Corruption In Nigeria Getting Worse – Transparency International

 

Tough Anti-Corruption Laws

“Possessing the political will to fight corruption is not in itself enough if it’s not sufficiently demonstrated. Buhari should take the CPI to heart and initiate and actively facilitate the passing of tough anti-corruption laws, strengthening the capacity and independence of anti-corruption agencies, substantially improving the criminal justice system, obeying decisions and judgments of our courts, and ensuring the passing of the Whistle-blower Bill.

“Buhari can’t fight corruption successfully without significantly improving on the tools used by his predecessor former President Goodluck Jonathan. The government should as a matter of urgency implement governance reforms to advance effective functioning of government institutions, strengthen the quality of democratic institutions and rule of law, and reducing corruption if Nigeria is ever going to improve on its global anti-corruption ranking.

“Public officials still use political power to enrich themselves without considering the public good. Selective application of the law is a sign that the law is not being followed strictly enough, and that the fight against corruption is not maximally prosecuted.

“In several states of the federation and federal ministries, corruption is taking place every day and every hour, especially in the power sector, the education sector, the water sector, the health sector and other important public sectors. Corruption continues to directly affect the lives and well-being of millions of Nigerians across the country, and to erode public trust in public institutions and leaders, threatening the foundation of our democracy.

“There is uneven implementation of the rule of law and democratic processes, limited citizen participation in policy processes, and deliberate disobedience of court orders and judgments, such as the judgment of Justice Mohammed Idris of the Federal High Court obtained by SERAP, which ordered the government to publish widely how recovered stolen funds since the return of democracy in 1999 have been spent.

“The best measure of a country’s progress toward transparency and accountability is a total obedience to the rule of law.  The law ought to command the highest levels of respect by, for example, the government immediately obeying orders and judgments of competent courts. The fight against corruption won’t succeed if the government continues to selectively adhere to the law or refuse to rectify any disobedience. No country in which official position and orders claim a place in people’s minds higher than the law can truly be said to fight corruption.

“Democracy works only if the people have faith in those who govern, and that faith is bound to be shattered when high officials and their appointees engage in activities which arouse suspicions of malfeasance and corruption.”

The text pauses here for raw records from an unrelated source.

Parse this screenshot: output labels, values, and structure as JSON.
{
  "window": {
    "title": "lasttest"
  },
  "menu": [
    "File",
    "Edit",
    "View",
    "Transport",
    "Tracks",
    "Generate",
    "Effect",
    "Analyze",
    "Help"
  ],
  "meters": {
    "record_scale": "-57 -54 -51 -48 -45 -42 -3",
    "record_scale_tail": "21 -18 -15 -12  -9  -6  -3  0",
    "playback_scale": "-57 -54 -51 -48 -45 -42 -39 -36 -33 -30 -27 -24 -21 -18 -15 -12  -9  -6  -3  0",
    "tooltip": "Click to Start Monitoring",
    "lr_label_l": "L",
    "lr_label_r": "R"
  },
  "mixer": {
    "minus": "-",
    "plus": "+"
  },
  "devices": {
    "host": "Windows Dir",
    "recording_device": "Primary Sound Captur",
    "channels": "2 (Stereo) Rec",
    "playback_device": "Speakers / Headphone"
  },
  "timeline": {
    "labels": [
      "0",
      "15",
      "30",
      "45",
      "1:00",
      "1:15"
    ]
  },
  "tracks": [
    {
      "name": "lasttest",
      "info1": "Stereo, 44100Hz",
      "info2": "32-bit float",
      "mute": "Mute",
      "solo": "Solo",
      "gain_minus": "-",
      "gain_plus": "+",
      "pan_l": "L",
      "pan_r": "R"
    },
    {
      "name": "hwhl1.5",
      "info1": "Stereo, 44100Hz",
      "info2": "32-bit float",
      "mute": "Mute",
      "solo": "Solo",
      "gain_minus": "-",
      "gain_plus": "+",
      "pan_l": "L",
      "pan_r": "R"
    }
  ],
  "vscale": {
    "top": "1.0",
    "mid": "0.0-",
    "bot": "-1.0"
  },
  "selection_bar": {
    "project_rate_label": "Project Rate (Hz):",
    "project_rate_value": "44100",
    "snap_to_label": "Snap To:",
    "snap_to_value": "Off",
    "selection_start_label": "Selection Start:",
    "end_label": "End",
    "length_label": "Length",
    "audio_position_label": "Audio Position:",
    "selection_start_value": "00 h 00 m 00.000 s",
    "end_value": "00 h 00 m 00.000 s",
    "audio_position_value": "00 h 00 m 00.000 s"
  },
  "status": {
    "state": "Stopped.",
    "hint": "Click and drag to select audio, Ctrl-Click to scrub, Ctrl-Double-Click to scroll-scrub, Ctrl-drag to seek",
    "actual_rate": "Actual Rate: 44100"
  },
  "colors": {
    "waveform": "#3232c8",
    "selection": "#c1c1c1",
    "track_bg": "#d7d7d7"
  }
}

The Corruption Perceptions Index (CPI) is one of the most respected international measurements of corruption trends.

It was established in 1995 as a composite indicator used to measure perceptions of corruption in the public sector in different countries around the world. The CPI draws upon many available sources which capture perceptions of corruption.

SEC Intensifies Anti-corruption Efforts In Financial Sector

secThe Securities and Exchange Commission (SEC) in Nigeria, is intensifying efforts to entrench transparency and accountability in the capital market, by a strict monitoring of financial operations to curb corrupt practices.

Senior Manager in the office of the Director-General of the Commission and a member of the Monitoring Unit, Bridget Emakpor, said in a statement that Nigeria’s status in the corruption index is a serious cause for concern which must be rectified.

The Commission noted that a new Anti-corruption Transparency and Monitoring Unit (ATMU) has been set up in collaboration with the Independent Corrupt Practices Commission (ICPC).

It also added that the ATMU in collaboration with ICPC, has the task to ensure proper ethics and traceable growth in the Nigerian financial sector in line with global standards.